Who will run this training programme? The training will be provided by full-time academics from Birkbeck, University of London. These trainers have provided extensive training programmes in economics and finance to various government departments.

When will these courses run? The sessions will run in April 2018.  The sequence involves two modules on Tuesday 24th April (morning and afternoon), and two on Thursday 26th April (morning and afternoon).

Where? The sessions will be held at Birkbeck, University of London in Bloomsbury, WC1E 7HX. The location is close to various transport lines.

How much will it cost? Each individual module costs £185 per module; there is discounted price of £700 for those who choose all four modules.

Is this the right training programme for me? To discuss the academic content of the modules or their suitability for your needs, contact Prof Sandeep Kapur (

How can I sign up?

To sign up or to discuss any issue related to logistics, please contact:

Justine Lloyd-Altius
Tel: 0207 631 6406
Department of Economics
Birkbeck, University of London
Malet St, London WC1E 7HX

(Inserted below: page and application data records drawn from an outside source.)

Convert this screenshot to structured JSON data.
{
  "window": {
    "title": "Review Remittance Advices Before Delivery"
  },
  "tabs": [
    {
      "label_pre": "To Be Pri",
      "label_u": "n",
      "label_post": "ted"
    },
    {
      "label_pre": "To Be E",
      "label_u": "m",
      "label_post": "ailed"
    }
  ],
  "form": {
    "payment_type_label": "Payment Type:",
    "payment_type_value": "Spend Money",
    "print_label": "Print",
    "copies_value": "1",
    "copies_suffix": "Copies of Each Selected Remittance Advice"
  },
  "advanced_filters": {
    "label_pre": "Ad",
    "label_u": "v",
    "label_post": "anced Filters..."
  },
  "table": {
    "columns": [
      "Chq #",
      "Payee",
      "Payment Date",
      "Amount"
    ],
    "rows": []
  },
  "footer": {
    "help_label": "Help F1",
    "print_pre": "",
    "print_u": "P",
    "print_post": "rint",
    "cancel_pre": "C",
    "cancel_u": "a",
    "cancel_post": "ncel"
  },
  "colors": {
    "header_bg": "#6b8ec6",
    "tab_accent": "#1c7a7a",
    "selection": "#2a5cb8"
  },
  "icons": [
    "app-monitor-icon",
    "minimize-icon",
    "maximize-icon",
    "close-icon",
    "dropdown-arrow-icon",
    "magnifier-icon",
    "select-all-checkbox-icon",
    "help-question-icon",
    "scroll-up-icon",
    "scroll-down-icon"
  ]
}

We have been running versions of this course for the Treasury and GES since 2008. Some feedback from participants at previous training courses:

  • "Excellent: clear, well-informed, engaging style"
  • "Really clear presentation of the ideas without too much algebra…. I enjoyed it very much!"
  • "Excellent – very clear and enthusiastic, also very knowledgeable"
  • "Excellent course and teaching style. Easy to understand for a non-expert."
  • "Pace and pitch were ideal – good refresher course of degree level finance."
  • "The teacher was very accessible and knowledgeable. The question and answer sessions in between really helped to understand the material."
  • "Great course, great tutors!"

The trainers

Prof Sandeep Kapur is responsible for the academic design of this training programme. He is currently a professor of economics at the University of London, and has previously taught at Cambridge and at Wharton among other places. His current research interests lie in design of regulation, especially financial regulation. Over the last two decades he has directed Birkbeck executive education programme and in that capacity provided training in economics for various Whitehall departments.  For more details see

Dr Arup Daripa is a lecturer in financial economics at Birkbeck, University of London.

At Birkbeck, he is the Programme Director for our MSc programmes in Economics & Financial Economics. He has a PhD from Princeton and his current research interests span financial crises, banking and non-bank credit institutions. For more details see

Dr Ken Hori is a lecturer in economics at Birkbeck, University of London. He started his career in the early 1990s as a financial engineer for the Industrial Bank of Japan, but then returned to academia to complete a PhD. His current research interests are in the area of incentives in financial regulations, especially the design of CoCos and other bail-in arrangements. For more details see